MS: How do you align your business decisions with your values each day?
AD: It's a constant practice of ebbing, flowing and balancing. It's really a meditative practice of constantly checking in throughout the day and questioning if this is aligned with my integrity, morals, values, and mission. Having other people to bounce off of definitely better holds up the mirror as well. 

MS: What is the most valuable advice you’ve received?
AD: The most valuable advice that has been resonating recently actually came from my mother which she used to tell me as a kid. She said something along the lines of... think of life and business as operating an ice cream shop. We're all tempted to create all these fanciful flavors and toppings but if we don't get our chocolate and vanilla staples down, the rest is for nothing. One can have an incredibly successful ice cream shop just offering incredibly delicious and mastered vanilla and chocolate ice cream. Basically have a strong foundation and master the foundations before trying to spin too many plates and overcomplicate things. 
MS: What was a challenge you did not expect to overcome that you did?
AD: I used to be incredibly depressed as a kid, and I didn't think that would ever change.
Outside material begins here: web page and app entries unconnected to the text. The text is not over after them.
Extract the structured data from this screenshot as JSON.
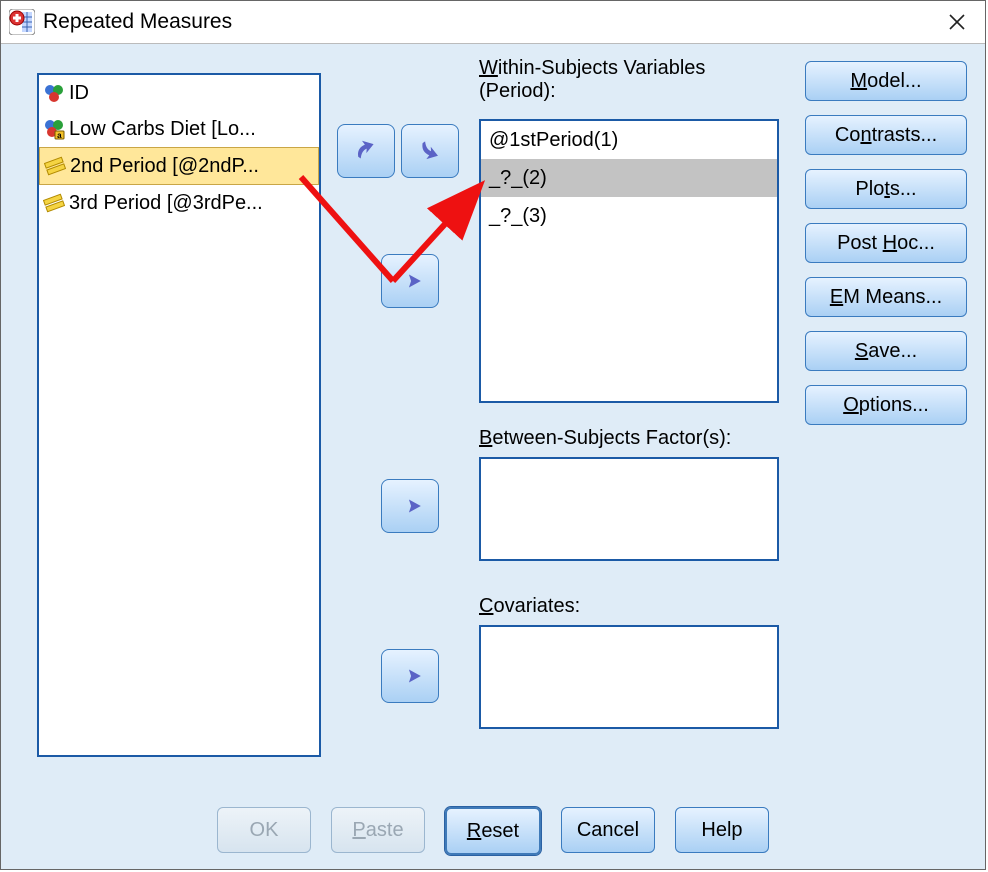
{
  "window": {
    "title": "Repeated Measures"
  },
  "source_vars": [
    {
      "label": "ID",
      "icon": "nominal"
    },
    {
      "label": "Low Carbs Diet [Lo...",
      "icon": "nominal-a"
    },
    {
      "label": "2nd Period [@2ndP...",
      "icon": "scale",
      "selected": true
    },
    {
      "label": "3rd Period [@3rdPe...",
      "icon": "scale"
    }
  ],
  "within": {
    "label_line1": "Within-Subjects Variables",
    "label_line2": "(Period):",
    "items": [
      {
        "text": "@1stPeriod(1)"
      },
      {
        "text": "_?_(2)",
        "selected": true
      },
      {
        "text": "_?_(3)"
      }
    ]
  },
  "between": {
    "label": "Between-Subjects Factor(s):"
  },
  "covariates": {
    "label": "Covariates:"
  },
  "sidebar": {
    "model": "Model...",
    "contrasts": "Contrasts...",
    "plots": "Plots...",
    "posthoc": "Post Hoc...",
    "emmeans": "EM Means...",
    "save": "Save...",
    "options": "Options..."
  },
  "bottom": {
    "ok": "OK",
    "paste": "Paste",
    "reset": "Reset",
    "cancel": "Cancel",
    "help": "Help"
  }
}
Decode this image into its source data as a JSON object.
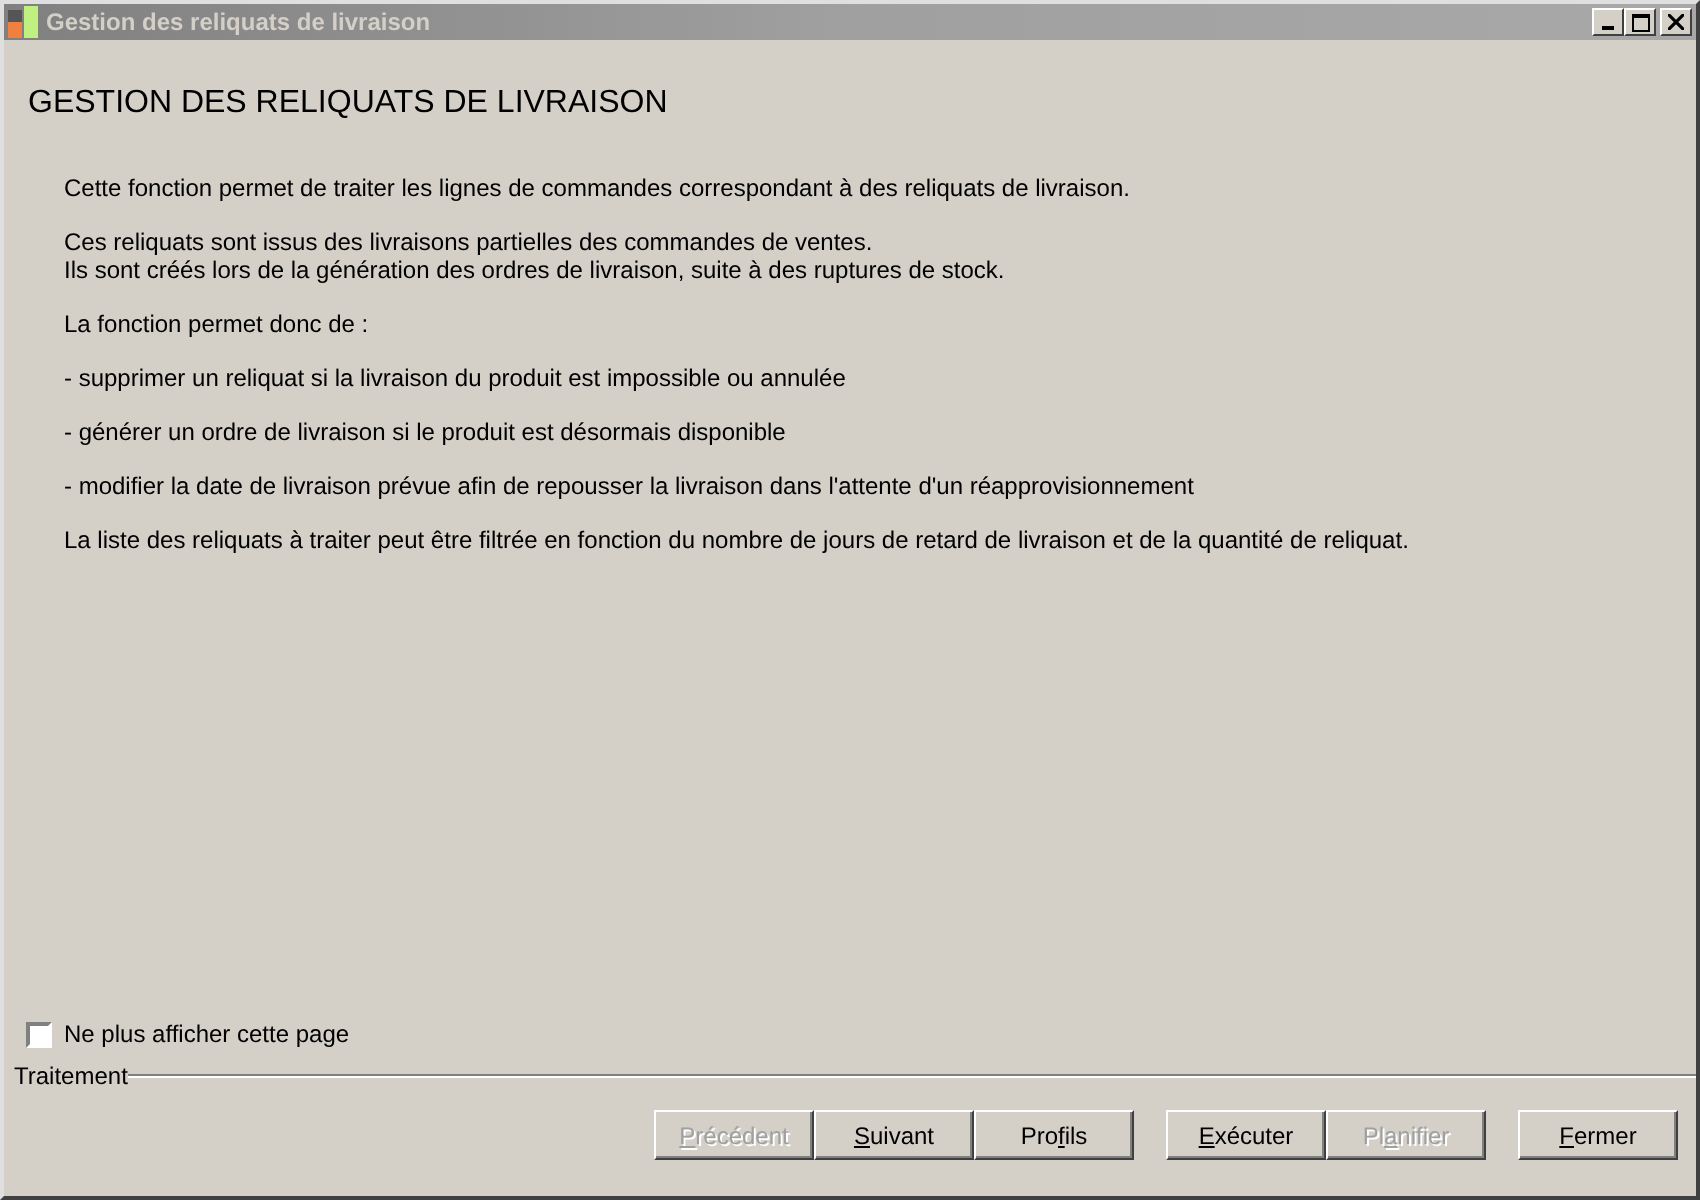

Luckily to my surprise I rebounded dramatically and would say I'm a pretty genuinely happy person today. 
MS: Looking back on life, how have you or values shifted or refined?
AD: I didn't grow up caring much about health or the environment really. I grew up eating cereal, pizza, pasta/mac and cheese almost every meal with soda for much of my childhood. To think I would be investing in health now would be a shock to my early self. In my teenage and college years I hung out with a lot of people who were very against capitalism and shaped my worldview accordingly. I had this view that making money was evil and it wasn't until I actually had my own business that I was able to empathize and see the world in my complex colors. Everything is not black and white but a complex symphony of yin and yang. 
MS: What are you most proud of and why?
AD: I would say I'm most proud of the podcast. It feels special to be able to connect with hundreds of innovative trailblazing mycologists all around the world and share their stories with everyone else. A lot of these humble scientists like to stay in the shadows and don't know how to market their amazing research so it feels humbling and like a huge honor to be able to put the spotlight on their work. 
MS: What does being a part of a community mean to you? / What does community mean to you?
AD: My definition is definitely changing throughout time, and to be honest I haven't fully figured it out. But I think above all being part of a group of organisms who all have the same 10,000 feet goal. I think all organisms on the planet are all one big community trying to survive, then all humans, then people in the US, your state, town, neighborhood, interest group, etc. You might not see eye to eye on all things but probably have the same 10,000 feet goals. 

“The specifics of my definition of success is constantly changing, but the broader answer is: happiness.”


“Life is beautiful and intricate. The beauty in the world inspires me to create more, and the suffering inspires me to end it.”